Britain's Queen Elizabeth has given her blessing for the 'Welsh crown jewels' to be returned to Wales.
The set of items which includes a coronet, a ring, a rod, a sword and a robe are currently held at St James's Palace in London, but are set to be returned to Llandovery in Carmarthenshire, where they will be the central focus of a new heritage centre.
Chief executive of Prime Cymru - the Prince's Initiative for Mature Enterprise in Wales - David Pugh, told WalesOnline: "We have had the agreement of HM the Queen that, subject to us securing Heritage Lottery Funding, they will be on a long-term loan to Llandovery and will form the central part of the museum."
The regalia was last used at Caernarfon Castle in 1969 for the investiture of Prince Charles as the Prince of Wales, and the 66-year-old royal has been one of the people behind the campaign to have the items returned to west Wales.
A Clarence House spokeswoman said: "The investiture regalia for the current Prince of Wales is owned by the Royal Collection but it's going to go on display at the new heritage centre in Llandovery which is being planned as part of the regeneration of Llandovery.

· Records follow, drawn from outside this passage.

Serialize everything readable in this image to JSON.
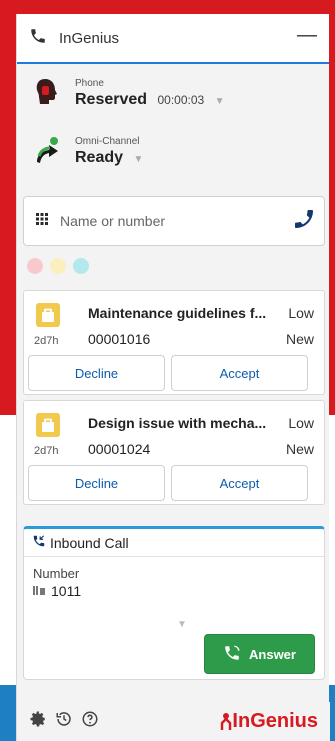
{
  "header": {
    "title": "InGenius",
    "minimize": "—"
  },
  "phone": {
    "label": "Phone",
    "status": "Reserved",
    "timer": "00:00:03"
  },
  "omni": {
    "label": "Omni-Channel",
    "status": "Ready"
  },
  "dial": {
    "placeholder": "Name or number"
  },
  "status_dots": [
    "#f8c9cc",
    "#fbefbf",
    "#b3e9ee"
  ],
  "work_items": [
    {
      "age": "2d7h",
      "subject": "Maintenance guidelines f...",
      "priority": "Low",
      "number": "00001016",
      "state": "New",
      "decline": "Decline",
      "accept": "Accept"
    },
    {
      "age": "2d7h",
      "subject": "Design issue with mecha...",
      "priority": "Low",
      "number": "00001024",
      "state": "New",
      "decline": "Decline",
      "accept": "Accept"
    }
  ],
  "inbound": {
    "title": "Inbound Call",
    "number_label": "Number",
    "number": "1011",
    "answer": "Answer"
  },
  "footer": {
    "brand": "InGenius"
  },
  "colors": {
    "brand_red": "#d71920",
    "accent_blue": "#1f7ae0",
    "answer_green": "#2e9b4a",
    "bag_yellow": "#f2c94c"
  }
}
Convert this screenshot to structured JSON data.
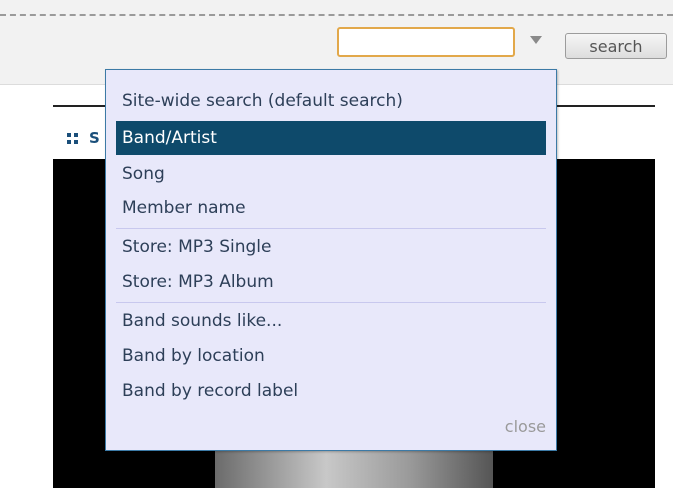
{
  "search": {
    "value": "",
    "button_label": "search"
  },
  "panel": {
    "title": "S"
  },
  "menu": {
    "items": [
      {
        "label": "Site-wide search (default search)",
        "selected": false
      },
      {
        "label": "Band/Artist",
        "selected": true
      },
      {
        "label": "Song",
        "selected": false
      },
      {
        "label": "Member name",
        "selected": false
      },
      {
        "label": "Store: MP3 Single",
        "selected": false
      },
      {
        "label": "Store: MP3 Album",
        "selected": false
      },
      {
        "label": "Band sounds like...",
        "selected": false
      },
      {
        "label": "Band by location",
        "selected": false
      },
      {
        "label": "Band by record label",
        "selected": false
      }
    ],
    "close_label": "close"
  },
  "colors": {
    "selection": "#0e4a6b",
    "menu_background": "#e8e8fa",
    "input_border": "#e2a84a",
    "menu_text": "#2d3f58"
  }
}
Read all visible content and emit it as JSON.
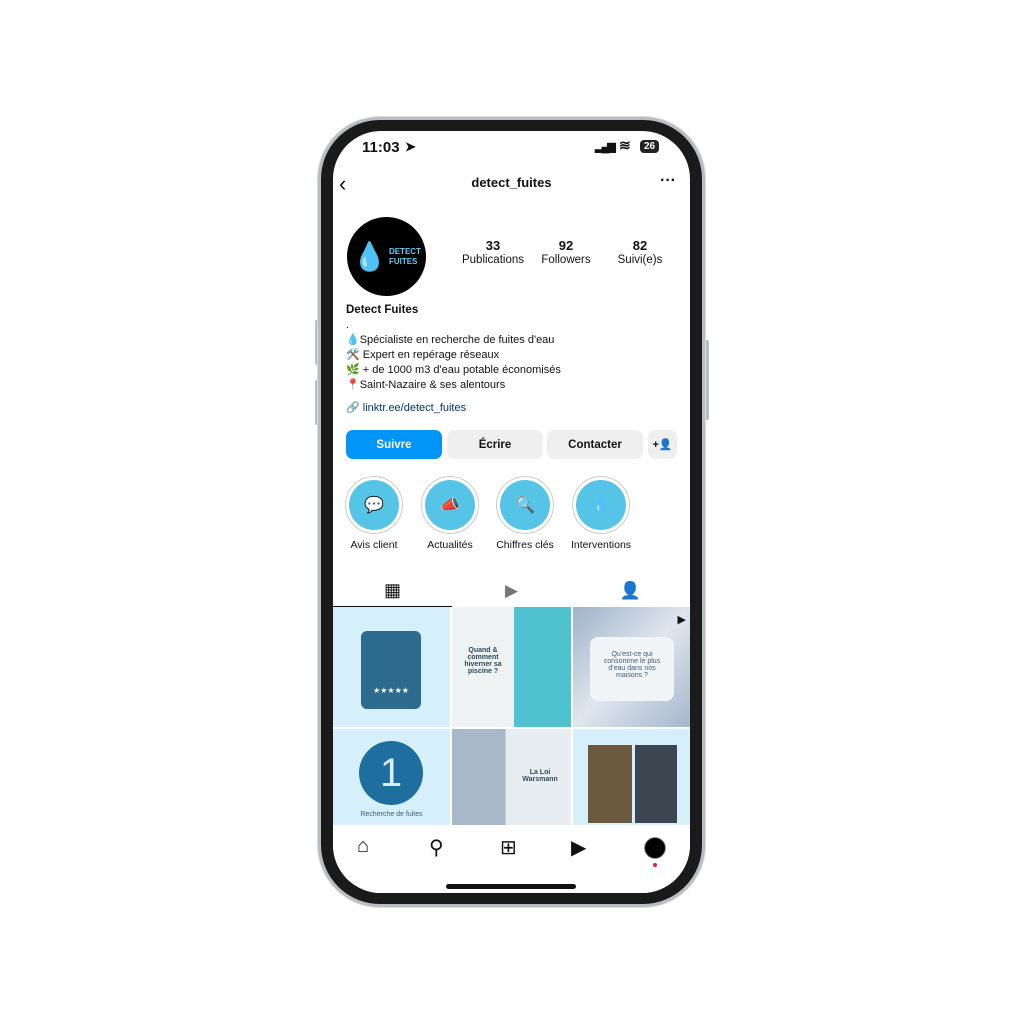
{
  "status": {
    "time": "11:03",
    "battery": "26"
  },
  "header": {
    "username": "detect_fuites",
    "back_icon": "chevron-left-icon",
    "more_icon": "ellipsis-icon"
  },
  "profile": {
    "avatar_text": [
      "DETECT",
      "FUITES"
    ],
    "stats": [
      {
        "value": "33",
        "label": "Publications"
      },
      {
        "value": "92",
        "label": "Followers"
      },
      {
        "value": "82",
        "label": "Suivi(e)s"
      }
    ],
    "name": "Detect Fuites",
    "bio": [
      ".",
      "💧Spécialiste en recherche de fuites d'eau",
      "🛠️ Expert en repérage réseaux",
      "🌿 + de 1000 m3 d'eau potable économisés",
      "📍Saint-Nazaire & ses alentours"
    ],
    "link": "linktr.ee/detect_fuites"
  },
  "buttons": {
    "follow": "Suivre",
    "message": "Écrire",
    "contact": "Contacter"
  },
  "colors": {
    "accent": "#0095f6",
    "highlight": "#55c4e6"
  },
  "highlights": [
    {
      "label": "Avis client",
      "icon": "chat-icon"
    },
    {
      "label": "Actualités",
      "icon": "megaphone-icon"
    },
    {
      "label": "Chiffres clés",
      "icon": "magnifier-icon"
    },
    {
      "label": "Interventions",
      "icon": "drops-icon"
    }
  ],
  "posts": {
    "p2": "Quand & comment hiverner sa piscine ?",
    "p3": "Qu'est-ce qui consomme le plus d'eau dans nos maisons ?",
    "p4": "Recherche de fuites",
    "p5": "La Loi Warsmann",
    "p4_num": "1"
  }
}
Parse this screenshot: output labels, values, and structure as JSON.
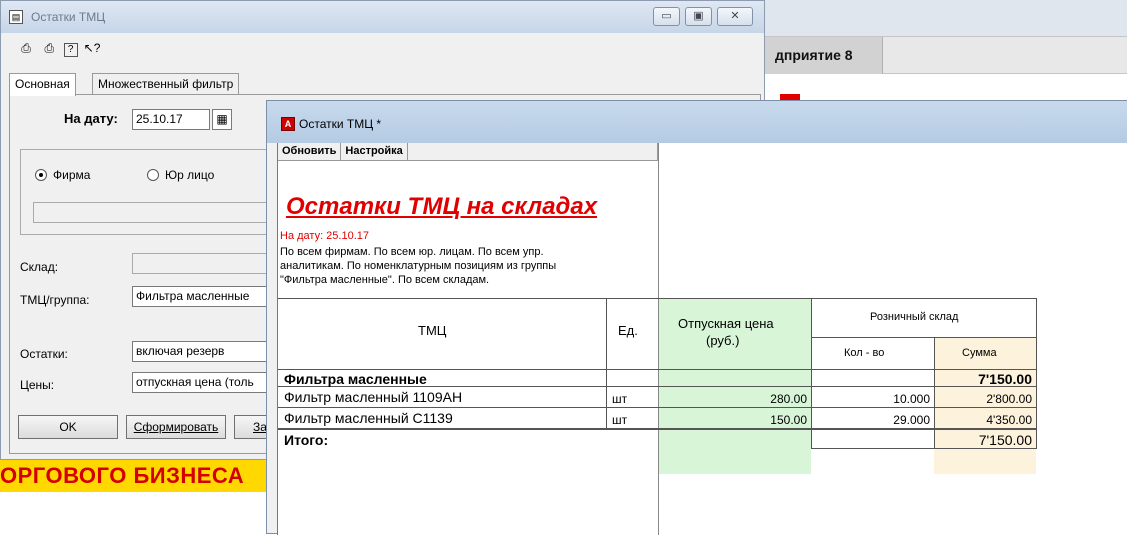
{
  "background": {
    "app_title_fragment": "дприятие 8",
    "banner_text": "ОРГОВОГО БИЗНЕСА"
  },
  "dialog1": {
    "title": "Остатки ТМЦ",
    "title_icon_glyph": "▤",
    "toolbar_icons": [
      "save-settings-icon",
      "restore-settings-icon",
      "help-icon",
      "context-help-icon"
    ],
    "toolbar_glyphs": [
      "⎙",
      "⎙",
      "?",
      "↖?"
    ],
    "tabs": [
      "Основная",
      "Множественный фильтр"
    ],
    "date_label": "На дату:",
    "date_value": "25.10.17",
    "calendar_glyph": "▦",
    "radio_options": [
      "Фирма",
      "Юр лицо"
    ],
    "warehouse_label": "Склад:",
    "warehouse_value": "",
    "item_group_label": "ТМЦ/группа:",
    "item_group_value": "Фильтра масленные",
    "balances_label": "Остатки:",
    "balances_value": "включая резерв",
    "prices_label": "Цены:",
    "prices_value": "отпускная цена (толь",
    "buttons": [
      "OK",
      "Сформировать",
      "За"
    ],
    "window_buttons": [
      "▭",
      "▣",
      "✕"
    ]
  },
  "dialog2": {
    "title": "Остатки ТМЦ  *",
    "title_icon_glyph": "A",
    "toolbar": [
      "Обновить",
      "Настройка"
    ],
    "report_title": "Остатки ТМЦ на складах",
    "report_date": "На дату: 25.10.17",
    "report_filter_lines": [
      "По всем фирмам. По всем юр. лицам. По всем упр.",
      "аналитикам. По номенклатурным позициям из группы",
      "\"Фильтра масленные\". По всем складам."
    ],
    "columns": {
      "item": "ТМЦ",
      "unit": "Ед.",
      "price_line1": "Отпускная цена",
      "price_line2": "(руб.)",
      "warehouse": "Розничный склад",
      "qty": "Кол - во",
      "sum": "Сумма"
    },
    "group": {
      "name": "Фильтра масленные",
      "sum": "7'150.00"
    },
    "rows": [
      {
        "item": "Фильтр масленный 1109АН",
        "unit": "шт",
        "price": "280.00",
        "qty": "10.000",
        "sum": "2'800.00"
      },
      {
        "item": "Фильтр масленный С1139",
        "unit": "шт",
        "price": "150.00",
        "qty": "29.000",
        "sum": "4'350.00"
      }
    ],
    "total": {
      "label": "Итого:",
      "sum": "7'150.00"
    }
  }
}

"The regalia will be there along with the Edward VIII's investiture regalia.
"This was the Prince of Wales's idea to help with the regeneration of Llandovery."